> [SUPPLIED INFORMATION]
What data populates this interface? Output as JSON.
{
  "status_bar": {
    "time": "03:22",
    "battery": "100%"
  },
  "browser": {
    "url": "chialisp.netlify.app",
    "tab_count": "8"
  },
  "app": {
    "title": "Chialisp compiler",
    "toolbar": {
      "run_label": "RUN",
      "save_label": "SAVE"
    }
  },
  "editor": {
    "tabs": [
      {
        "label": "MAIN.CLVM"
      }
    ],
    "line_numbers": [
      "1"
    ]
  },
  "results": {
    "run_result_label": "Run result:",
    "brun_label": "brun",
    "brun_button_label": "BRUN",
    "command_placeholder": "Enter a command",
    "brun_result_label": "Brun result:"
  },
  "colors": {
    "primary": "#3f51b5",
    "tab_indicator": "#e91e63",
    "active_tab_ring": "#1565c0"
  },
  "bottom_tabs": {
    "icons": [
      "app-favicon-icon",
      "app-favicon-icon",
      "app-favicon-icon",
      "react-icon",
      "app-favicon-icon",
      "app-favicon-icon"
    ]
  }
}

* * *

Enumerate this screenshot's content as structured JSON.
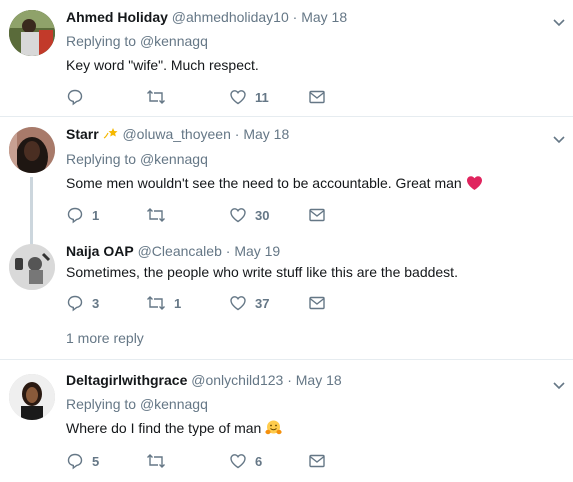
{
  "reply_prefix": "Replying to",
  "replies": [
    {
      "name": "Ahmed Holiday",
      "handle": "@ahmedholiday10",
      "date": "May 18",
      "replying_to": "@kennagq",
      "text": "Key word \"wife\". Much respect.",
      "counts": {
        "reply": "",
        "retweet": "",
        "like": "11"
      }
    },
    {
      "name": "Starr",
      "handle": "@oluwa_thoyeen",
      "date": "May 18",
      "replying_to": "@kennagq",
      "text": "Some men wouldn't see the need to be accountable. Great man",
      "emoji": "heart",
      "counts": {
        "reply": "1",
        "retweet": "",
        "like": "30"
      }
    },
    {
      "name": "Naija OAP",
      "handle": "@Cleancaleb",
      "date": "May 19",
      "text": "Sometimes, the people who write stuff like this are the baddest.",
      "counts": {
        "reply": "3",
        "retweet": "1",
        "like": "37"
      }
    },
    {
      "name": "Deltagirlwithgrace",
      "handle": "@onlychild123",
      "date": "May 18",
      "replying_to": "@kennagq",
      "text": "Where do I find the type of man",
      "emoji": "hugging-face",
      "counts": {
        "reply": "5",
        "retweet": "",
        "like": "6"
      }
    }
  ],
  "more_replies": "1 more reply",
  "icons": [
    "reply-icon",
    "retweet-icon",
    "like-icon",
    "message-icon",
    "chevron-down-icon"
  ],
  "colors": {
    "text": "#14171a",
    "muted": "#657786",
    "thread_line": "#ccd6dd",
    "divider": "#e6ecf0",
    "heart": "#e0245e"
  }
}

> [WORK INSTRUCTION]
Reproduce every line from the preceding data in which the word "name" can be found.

> [SOLUTION]
      "name": "Ahmed Holiday",
      "name": "Starr",
      "name": "Naija OAP",
      "name": "Deltagirlwithgrace",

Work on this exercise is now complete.